The Hard Thing is Usually the Right Thing
But though we had already suffered and been shamefully treated at Philippi, as you know, we had boldness in our God to declare to you the gospel of God in the midst of much conflict.1 Thessalonians 2:2
One of my persistent life flaws is that I always look for the easy way out. Usually, I want to do the least amount of work possible to accomplish any task. I once applied this approach to my addiction, which didn’t go very well. Recovery is hard work, involving painful, life-long change. Back when I was using though, I wasn’t interested in any of that, and so it took me a long time to find recovery. In fact, I didn’t find it until I experienced consequences that were painful enough to convince me that I must embrace difficult, radical transformation.
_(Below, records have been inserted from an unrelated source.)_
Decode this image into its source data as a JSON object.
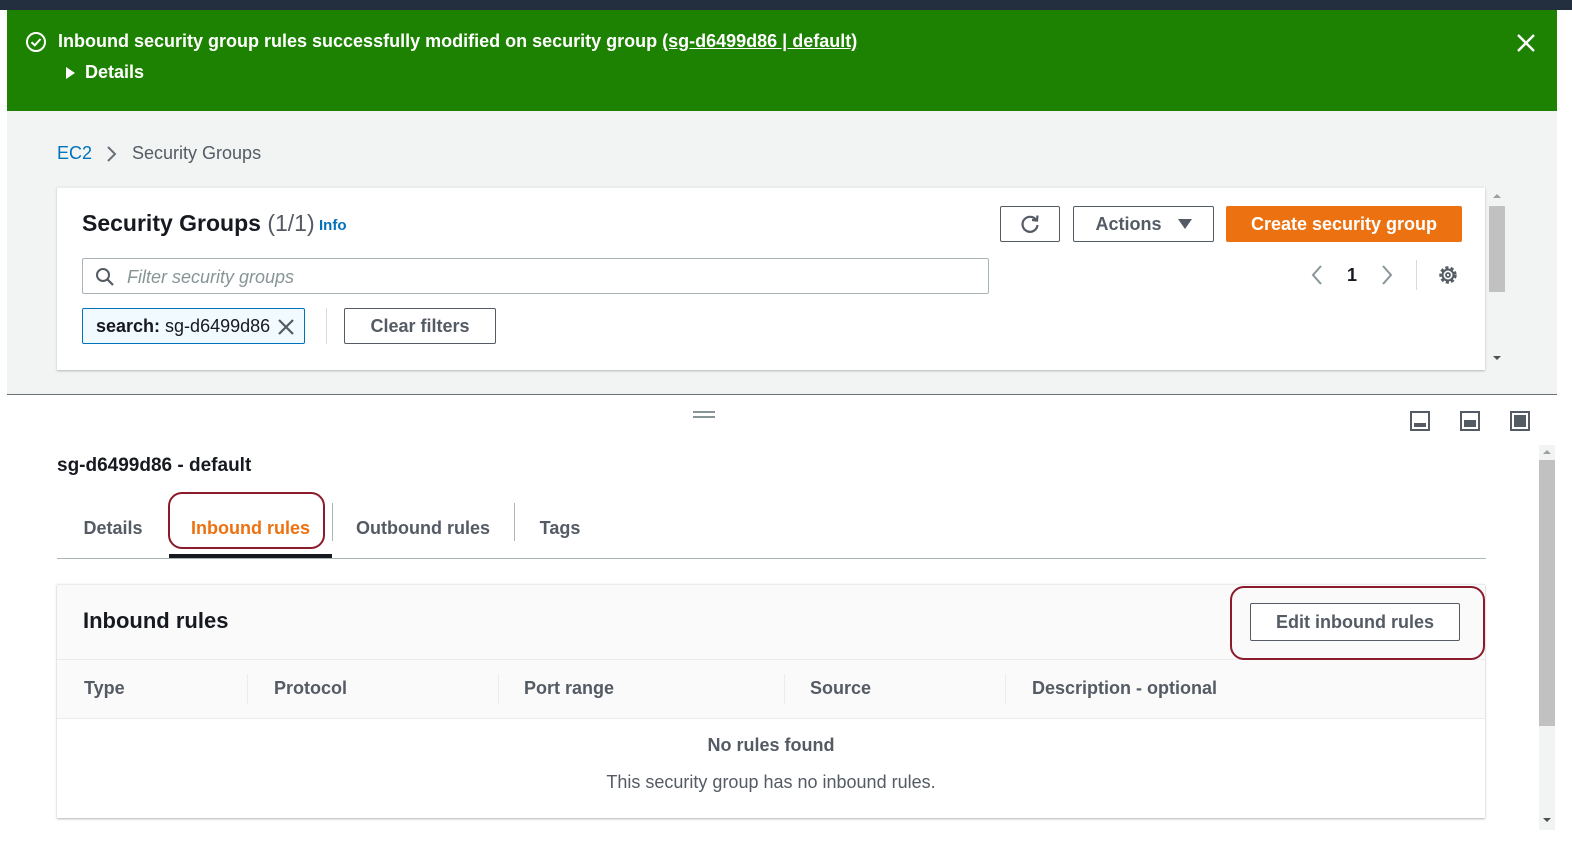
{
  "flash": {
    "message": "Inbound security group rules successfully modified on security group ",
    "link": "(sg-d6499d86 | default)",
    "details_label": "Details",
    "color": "#1d8102"
  },
  "breadcrumb": {
    "root": "EC2",
    "current": "Security Groups"
  },
  "security_groups": {
    "title": "Security Groups",
    "count": "(1/1)",
    "info": "Info",
    "actions_label": "Actions",
    "create_label": "Create security group",
    "filter_placeholder": "Filter security groups",
    "page": "1",
    "token_key": "search:",
    "token_value": "sg-d6499d86",
    "clear_label": "Clear filters"
  },
  "detail": {
    "title": "sg-d6499d86 - default",
    "tabs": [
      "Details",
      "Inbound rules",
      "Outbound rules",
      "Tags"
    ],
    "active_tab": "Inbound rules"
  },
  "inbound": {
    "title": "Inbound rules",
    "edit_label": "Edit inbound rules",
    "columns": [
      "Type",
      "Protocol",
      "Port range",
      "Source",
      "Description - optional"
    ],
    "empty_title": "No rules found",
    "empty_desc": "This security group has no inbound rules."
  },
  "colors": {
    "accent": "#ec7211",
    "link": "#0073bb",
    "highlight": "#8b1a2b"
  }
}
Occasionally, in Christian circles, I’ll hear about how God showed someone his will by closing one door and opening another. What is usually meant, is that the individual speaking was headed in one direction which was shut down, and so they had to turn and go another direction, which they attribute to God guiding them. I have no reason to doubt this kind of thinking, but I’ve always worried that it could give an audience the idea that the easiest route must be God’s will.
In today’s passage, Paul reminded the Thessalonians how he continued to share the gospel, despite persecution and conflict. Had Paul seen hostility as God telling him to stop, he wouldn’t have gotten very far. Wherever Paul went, he encountered closed doors. To be fair, Paul did leave Thessalonica eventually due to Jewish opposition, but he continued to spread the gospel. Paul persisted in God’s will, despite many closed doors. For Paul, the hard life was the right life. When making decisions, it seems Paul didn’t choose the easy thing, but rather, the right thing.
When faced with a difficult decision, and there isn’t clearly a right or wrong path, I’ve often found that the thing I don’t want to do is probably the right path. For better or worse, my first impulse is often wrong and so, if I’m not sure what I should do, but I know what I don’t want to do, then the thing I don’t want to do is usually the route I should choose.
The right choice is often the hard one. Wrong usually looks preferable but has some price to pay later. Right, on the other hand, usually requires some sacrifice initially, but is its own reward in the end. In doing the wrong thing, we eventually find misery. In doing the right thing, we find hope, joy, and peace, despite the discomfort.